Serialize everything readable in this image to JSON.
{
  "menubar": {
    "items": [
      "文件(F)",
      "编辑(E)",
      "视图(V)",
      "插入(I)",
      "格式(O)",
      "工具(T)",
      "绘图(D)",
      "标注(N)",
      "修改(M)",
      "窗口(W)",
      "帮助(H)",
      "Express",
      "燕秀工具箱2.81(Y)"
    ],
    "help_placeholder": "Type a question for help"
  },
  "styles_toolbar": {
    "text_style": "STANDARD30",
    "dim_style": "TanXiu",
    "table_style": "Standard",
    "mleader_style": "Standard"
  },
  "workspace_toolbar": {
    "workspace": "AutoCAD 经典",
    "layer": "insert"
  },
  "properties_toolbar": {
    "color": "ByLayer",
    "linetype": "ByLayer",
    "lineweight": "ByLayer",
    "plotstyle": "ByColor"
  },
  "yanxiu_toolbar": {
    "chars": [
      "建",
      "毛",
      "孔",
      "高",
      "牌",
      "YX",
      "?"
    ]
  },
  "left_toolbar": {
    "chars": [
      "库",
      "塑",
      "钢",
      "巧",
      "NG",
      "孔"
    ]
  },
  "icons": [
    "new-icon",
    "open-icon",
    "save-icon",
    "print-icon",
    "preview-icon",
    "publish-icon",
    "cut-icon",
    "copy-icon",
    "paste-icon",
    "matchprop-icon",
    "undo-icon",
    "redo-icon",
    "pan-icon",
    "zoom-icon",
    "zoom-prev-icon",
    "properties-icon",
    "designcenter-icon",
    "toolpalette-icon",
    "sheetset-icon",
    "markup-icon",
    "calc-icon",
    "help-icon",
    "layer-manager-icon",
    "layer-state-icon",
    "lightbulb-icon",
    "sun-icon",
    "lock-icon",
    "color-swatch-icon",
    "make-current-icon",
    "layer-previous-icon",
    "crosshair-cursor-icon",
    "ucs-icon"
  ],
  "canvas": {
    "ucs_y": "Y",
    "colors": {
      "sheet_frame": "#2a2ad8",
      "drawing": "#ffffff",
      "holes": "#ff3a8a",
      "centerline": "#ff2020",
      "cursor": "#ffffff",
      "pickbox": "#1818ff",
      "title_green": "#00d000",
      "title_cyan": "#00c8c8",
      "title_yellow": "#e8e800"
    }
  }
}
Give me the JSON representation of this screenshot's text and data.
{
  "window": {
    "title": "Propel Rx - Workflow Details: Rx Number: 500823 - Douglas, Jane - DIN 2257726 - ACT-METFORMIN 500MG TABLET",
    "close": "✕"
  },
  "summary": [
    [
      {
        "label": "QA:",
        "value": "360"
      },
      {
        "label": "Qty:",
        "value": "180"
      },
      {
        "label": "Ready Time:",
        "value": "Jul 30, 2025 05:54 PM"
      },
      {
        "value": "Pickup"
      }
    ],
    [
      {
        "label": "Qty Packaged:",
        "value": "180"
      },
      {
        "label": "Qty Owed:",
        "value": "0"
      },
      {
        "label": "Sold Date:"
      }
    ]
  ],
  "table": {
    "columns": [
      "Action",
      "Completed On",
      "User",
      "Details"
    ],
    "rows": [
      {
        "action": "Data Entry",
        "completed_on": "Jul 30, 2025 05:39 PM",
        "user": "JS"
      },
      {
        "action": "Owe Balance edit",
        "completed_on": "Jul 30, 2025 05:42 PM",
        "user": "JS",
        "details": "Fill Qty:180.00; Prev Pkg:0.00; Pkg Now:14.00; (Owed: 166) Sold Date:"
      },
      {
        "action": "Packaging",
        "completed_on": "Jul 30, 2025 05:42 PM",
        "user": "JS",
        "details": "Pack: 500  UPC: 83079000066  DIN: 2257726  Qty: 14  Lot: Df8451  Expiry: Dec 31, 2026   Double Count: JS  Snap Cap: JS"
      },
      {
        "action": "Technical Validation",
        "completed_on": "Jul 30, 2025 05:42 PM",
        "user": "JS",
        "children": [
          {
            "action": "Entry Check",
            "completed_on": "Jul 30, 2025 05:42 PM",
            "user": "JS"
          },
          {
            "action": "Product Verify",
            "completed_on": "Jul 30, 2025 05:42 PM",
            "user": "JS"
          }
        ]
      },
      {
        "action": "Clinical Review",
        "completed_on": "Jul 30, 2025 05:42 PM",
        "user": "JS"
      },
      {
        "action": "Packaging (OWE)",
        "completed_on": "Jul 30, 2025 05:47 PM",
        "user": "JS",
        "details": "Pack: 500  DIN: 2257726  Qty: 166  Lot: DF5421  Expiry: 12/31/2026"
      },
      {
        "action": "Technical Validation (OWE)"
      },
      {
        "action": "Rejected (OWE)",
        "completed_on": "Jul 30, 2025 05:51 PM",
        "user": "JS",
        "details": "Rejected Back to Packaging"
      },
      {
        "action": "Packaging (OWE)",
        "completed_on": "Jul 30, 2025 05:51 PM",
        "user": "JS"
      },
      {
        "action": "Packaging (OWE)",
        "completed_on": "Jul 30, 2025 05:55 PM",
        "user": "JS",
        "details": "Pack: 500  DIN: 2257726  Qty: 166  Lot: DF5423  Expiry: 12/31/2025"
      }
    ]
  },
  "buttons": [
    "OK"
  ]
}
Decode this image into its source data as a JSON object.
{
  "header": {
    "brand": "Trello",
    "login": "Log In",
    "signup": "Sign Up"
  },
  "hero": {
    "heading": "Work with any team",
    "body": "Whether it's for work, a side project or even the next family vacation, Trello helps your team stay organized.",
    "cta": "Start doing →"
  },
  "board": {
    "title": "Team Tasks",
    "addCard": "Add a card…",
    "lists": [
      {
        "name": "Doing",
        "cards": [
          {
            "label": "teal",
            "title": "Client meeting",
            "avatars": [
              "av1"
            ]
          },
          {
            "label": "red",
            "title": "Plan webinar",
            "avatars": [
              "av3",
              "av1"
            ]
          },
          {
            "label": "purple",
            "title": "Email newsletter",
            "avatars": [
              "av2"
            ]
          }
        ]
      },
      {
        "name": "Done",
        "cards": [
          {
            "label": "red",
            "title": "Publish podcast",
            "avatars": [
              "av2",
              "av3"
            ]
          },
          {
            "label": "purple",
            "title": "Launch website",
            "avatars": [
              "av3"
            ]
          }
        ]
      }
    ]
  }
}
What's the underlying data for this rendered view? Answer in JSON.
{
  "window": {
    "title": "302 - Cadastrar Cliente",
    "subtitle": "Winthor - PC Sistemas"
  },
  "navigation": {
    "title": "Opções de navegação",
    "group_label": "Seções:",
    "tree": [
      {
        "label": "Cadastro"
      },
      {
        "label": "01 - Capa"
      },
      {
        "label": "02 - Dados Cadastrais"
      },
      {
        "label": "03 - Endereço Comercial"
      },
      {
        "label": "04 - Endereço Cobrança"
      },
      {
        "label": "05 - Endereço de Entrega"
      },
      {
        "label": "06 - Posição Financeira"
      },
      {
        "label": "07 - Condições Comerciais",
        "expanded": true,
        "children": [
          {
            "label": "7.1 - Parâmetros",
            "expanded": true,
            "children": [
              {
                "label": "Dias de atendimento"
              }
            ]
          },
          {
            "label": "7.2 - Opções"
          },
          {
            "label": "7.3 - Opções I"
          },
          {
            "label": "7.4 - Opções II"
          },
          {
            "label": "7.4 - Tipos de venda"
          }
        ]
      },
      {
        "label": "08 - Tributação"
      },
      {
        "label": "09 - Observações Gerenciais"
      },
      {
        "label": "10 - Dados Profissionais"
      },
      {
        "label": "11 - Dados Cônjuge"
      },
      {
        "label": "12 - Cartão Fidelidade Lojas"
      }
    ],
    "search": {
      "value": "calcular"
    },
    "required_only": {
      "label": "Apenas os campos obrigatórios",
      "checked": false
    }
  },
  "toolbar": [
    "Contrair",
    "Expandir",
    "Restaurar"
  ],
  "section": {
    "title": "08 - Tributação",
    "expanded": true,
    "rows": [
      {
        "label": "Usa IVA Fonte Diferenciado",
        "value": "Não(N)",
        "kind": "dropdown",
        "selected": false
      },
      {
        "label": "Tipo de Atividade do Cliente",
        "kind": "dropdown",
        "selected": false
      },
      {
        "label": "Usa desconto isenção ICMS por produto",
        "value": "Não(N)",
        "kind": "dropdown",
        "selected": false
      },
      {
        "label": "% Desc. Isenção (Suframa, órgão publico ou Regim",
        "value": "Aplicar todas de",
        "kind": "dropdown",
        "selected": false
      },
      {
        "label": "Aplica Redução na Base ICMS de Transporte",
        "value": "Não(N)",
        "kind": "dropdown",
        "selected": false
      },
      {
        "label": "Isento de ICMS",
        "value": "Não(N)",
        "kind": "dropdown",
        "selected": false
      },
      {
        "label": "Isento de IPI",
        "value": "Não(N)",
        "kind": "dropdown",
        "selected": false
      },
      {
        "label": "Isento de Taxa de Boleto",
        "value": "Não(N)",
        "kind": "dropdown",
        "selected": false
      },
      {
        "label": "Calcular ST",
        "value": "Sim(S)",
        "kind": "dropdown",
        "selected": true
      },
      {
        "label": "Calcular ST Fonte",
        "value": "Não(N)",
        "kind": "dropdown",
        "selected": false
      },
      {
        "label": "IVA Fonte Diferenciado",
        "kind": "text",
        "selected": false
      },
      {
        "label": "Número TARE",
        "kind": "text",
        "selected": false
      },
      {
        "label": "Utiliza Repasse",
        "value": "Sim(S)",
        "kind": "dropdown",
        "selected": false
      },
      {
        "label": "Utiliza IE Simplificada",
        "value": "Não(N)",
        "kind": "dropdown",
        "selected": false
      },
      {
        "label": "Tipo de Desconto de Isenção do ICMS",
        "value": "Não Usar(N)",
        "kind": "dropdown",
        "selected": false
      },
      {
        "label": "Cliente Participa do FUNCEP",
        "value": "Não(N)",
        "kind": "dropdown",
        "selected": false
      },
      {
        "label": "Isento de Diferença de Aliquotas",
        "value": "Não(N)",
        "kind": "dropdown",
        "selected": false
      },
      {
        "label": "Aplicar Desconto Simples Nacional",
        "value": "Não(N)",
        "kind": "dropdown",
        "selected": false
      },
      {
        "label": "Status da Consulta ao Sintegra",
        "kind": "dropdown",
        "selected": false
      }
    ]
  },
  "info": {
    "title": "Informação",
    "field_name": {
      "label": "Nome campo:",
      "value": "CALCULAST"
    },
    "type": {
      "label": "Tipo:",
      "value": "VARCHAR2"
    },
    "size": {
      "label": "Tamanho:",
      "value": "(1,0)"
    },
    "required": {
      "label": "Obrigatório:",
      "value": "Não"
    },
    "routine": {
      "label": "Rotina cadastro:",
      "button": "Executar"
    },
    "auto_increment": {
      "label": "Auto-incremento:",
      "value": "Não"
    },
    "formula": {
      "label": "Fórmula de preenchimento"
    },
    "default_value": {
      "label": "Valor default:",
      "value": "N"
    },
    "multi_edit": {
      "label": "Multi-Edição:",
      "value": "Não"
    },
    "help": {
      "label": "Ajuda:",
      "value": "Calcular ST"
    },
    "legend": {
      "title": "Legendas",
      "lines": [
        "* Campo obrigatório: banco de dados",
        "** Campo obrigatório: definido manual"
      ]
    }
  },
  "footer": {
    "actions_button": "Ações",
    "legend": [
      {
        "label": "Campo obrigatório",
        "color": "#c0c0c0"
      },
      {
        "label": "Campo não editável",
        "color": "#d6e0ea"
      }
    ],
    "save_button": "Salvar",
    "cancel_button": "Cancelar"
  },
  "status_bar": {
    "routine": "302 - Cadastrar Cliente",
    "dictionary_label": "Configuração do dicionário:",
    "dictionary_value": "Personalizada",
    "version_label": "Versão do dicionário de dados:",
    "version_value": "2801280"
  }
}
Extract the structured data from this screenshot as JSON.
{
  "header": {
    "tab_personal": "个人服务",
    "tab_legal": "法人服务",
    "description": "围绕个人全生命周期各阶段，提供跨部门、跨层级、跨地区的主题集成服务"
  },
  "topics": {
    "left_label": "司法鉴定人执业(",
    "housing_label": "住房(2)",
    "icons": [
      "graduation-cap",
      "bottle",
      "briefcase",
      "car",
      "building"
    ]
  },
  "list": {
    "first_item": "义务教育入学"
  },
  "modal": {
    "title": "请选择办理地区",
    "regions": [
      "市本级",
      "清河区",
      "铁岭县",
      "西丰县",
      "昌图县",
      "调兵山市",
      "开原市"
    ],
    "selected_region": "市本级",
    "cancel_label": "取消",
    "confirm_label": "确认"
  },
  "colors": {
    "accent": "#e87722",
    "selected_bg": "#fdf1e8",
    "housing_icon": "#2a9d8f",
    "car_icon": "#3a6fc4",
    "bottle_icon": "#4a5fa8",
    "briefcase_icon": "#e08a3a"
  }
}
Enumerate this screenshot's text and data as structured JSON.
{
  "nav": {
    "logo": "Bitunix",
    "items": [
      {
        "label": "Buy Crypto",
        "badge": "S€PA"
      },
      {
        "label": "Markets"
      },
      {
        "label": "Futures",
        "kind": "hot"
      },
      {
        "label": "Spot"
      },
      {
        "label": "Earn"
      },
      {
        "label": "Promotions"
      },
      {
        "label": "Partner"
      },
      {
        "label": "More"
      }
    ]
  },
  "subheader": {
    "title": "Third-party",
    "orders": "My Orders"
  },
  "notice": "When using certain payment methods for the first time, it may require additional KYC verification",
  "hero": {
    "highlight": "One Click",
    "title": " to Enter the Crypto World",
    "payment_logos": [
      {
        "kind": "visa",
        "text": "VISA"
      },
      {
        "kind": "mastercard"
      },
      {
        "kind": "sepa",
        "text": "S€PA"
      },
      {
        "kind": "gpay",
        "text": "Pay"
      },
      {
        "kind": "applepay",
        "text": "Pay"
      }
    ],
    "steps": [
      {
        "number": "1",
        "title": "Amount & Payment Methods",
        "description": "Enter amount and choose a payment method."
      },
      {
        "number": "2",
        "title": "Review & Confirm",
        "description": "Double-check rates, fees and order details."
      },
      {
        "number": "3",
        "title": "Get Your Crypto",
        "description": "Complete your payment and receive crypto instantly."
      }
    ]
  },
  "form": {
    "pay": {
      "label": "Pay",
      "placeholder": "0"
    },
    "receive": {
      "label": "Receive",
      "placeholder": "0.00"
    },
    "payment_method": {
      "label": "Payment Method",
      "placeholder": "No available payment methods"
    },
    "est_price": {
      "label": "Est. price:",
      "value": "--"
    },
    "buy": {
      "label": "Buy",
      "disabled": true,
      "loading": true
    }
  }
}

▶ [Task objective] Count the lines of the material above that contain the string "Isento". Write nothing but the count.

▶ [Solution] 4